by Vonda McIntyre Spock must travel through time to undo the death of  Kirk and stop a temporal researcher whose invention will bring about the end of the universe.  This book was really bad early on.  Uhura and Chekov are virtually absent from the story.   Author Vonda McIntyre introduces some secondary characters of her own creation that held absolutely no interest for me but seemed to engage her much more than the TOS crew.   Vonda McIntyre Fortunately, these characters mostly vanished from the narrative once the story got going (which made me wonder why we needed them in the first place), and there are some pretty good, intense scenes among Spock, McCoy, and Scott.  "Entropy Effect" (Portuguese) Unfortunately, the resolution of the crisis is pretty dull and McIntyre’s boring Mary Sues shuffle back on stage to conclude their character arcs.   "The Entropy Effect" (German)   I didn’t care for the romantic subplots for Kirk and Sulu either.  I appreciate the desire

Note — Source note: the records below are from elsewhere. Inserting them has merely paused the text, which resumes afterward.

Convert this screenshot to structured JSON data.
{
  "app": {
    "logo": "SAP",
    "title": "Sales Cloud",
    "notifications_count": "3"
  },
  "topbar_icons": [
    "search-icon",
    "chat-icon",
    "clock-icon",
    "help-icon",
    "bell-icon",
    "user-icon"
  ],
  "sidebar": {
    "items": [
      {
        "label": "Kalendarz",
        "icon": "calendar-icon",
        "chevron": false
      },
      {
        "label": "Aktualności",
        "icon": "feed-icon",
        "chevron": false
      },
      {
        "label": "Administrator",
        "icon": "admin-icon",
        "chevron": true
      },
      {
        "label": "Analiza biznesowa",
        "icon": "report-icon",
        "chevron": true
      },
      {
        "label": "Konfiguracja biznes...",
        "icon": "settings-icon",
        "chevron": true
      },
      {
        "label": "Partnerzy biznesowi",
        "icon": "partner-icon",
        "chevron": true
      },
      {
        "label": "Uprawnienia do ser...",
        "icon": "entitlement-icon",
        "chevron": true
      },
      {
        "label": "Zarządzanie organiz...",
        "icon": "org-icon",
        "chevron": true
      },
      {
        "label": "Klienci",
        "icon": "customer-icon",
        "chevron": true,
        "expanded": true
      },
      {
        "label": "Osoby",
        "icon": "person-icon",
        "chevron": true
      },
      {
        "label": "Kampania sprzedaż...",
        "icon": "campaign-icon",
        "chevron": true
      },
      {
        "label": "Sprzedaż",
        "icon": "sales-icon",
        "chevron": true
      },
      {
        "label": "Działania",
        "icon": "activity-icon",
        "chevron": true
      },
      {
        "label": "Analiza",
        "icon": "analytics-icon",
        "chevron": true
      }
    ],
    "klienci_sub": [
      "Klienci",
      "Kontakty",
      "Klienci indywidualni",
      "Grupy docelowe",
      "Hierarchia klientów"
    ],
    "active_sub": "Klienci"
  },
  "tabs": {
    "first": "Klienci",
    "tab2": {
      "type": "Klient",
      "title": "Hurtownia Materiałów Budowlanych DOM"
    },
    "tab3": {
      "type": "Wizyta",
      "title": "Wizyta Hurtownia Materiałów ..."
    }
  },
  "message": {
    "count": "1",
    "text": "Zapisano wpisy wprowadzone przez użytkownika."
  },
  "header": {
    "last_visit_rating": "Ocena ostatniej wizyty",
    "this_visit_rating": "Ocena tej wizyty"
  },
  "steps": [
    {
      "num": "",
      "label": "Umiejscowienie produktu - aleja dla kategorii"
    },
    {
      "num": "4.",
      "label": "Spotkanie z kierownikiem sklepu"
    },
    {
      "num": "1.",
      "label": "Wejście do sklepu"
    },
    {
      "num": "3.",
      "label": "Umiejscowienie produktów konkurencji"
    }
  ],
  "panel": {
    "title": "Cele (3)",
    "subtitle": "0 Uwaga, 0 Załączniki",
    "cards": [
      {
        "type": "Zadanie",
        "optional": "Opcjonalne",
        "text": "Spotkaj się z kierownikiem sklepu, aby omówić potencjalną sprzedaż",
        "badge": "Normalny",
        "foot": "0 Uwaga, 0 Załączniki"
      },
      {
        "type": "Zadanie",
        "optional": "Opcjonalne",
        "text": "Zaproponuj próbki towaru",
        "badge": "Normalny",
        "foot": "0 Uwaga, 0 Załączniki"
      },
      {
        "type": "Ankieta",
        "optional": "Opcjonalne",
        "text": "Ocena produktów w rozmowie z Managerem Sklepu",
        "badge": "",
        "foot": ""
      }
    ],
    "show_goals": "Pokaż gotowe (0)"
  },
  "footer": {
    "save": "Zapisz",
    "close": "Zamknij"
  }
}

The Spider Strikes (The Spider #1) (1933)

by R.T.M. Scott Millionaire criminologist Richard Wentworth moonlights  as The Spider, a vigilante who executes his opponents, leaving a spider mark on the body as a calling card. This first adventure is no origin story; The Spider has already been active long enough to make him famous and wanted by police throughout the world. Wentworth’s friend Inspector Kirkpatrick suspects him of being The Spider and is fully prepared to “send him to the death house” should he ever be able to prove it, yet they work together with mutual respect. We also meet the rest of The Spider’s supporting cast: plucky girlfriend Nita van Sloan, trusty assistant Ram Singh, and Professor Brownlee, Wentworth’s personal Q (in the Bond sens e, not the Star Trek or the crazy conspiracy sense). This story is mostly set in New York and, like many of the city-bound pulp adventures I’ve read, this one becomes an undifferentiated sequence of breathless rushing from building to building with an occasional side foray to a

Avatar: Book One (Star Trek: Deep Space Nine Relaunch) (2001)

by S.D. Perry "Deep Space Nine" was always my favorite Star Trek  series and, although it's been about twenty years since this book was first published, I'm glad I finally got around to reading the relaunch.  Since many of the most interesting original characters departed the station in the series finale, author S.D. Perry faced a major challenge in replacing them.  She succeeded both at reintroducing the old cast and bringing in some new faces.   S.D. Perry It doesn't hurt that the crew of the Enterprise-E is on hand as well.  As the first of two parts, this novel is all rising action with no payoff, but it seems to be setting the stage for some spectacular developments.  I hope Perry is able to provide a climax that satisfies the expectations she has raised.

Conan the Wanderer (Conan the Barbarian #4) (1968)

by Robert E. Howard, Lin Carter, and L. Sprague de Camp This volume of Conan adventures finds our hero,  now in his thirties, enjoying widespread fame from his exploits and often claiming leadership of various bands of fighting men. For a change, the highlight of this collection is not a pure Robert E. Howard production but rather “The Flame Knife,” a story repurposed by the ever-present L. Sprague de Camp from an unpublished tale of Oriental adventure. Robert E. Howard (looking a little like Conan) De Camp takes the opportunity to bring back Olgerd Vladislav, an old adversary from the classic “A Witch Shall Be Born” of the previous volume. L. Sprague de Camp (looking a little like one of the evil wizards he fights) This introduces a welcome bit of continuity to the series. "Conan the Wanderer" (Dutch) Another highlight is the duel of stranglers from “Shadows in Zamboula,” a gritty, vividly depicted struggle that challenges Conan in a manner rarely seen. "Conan the Wande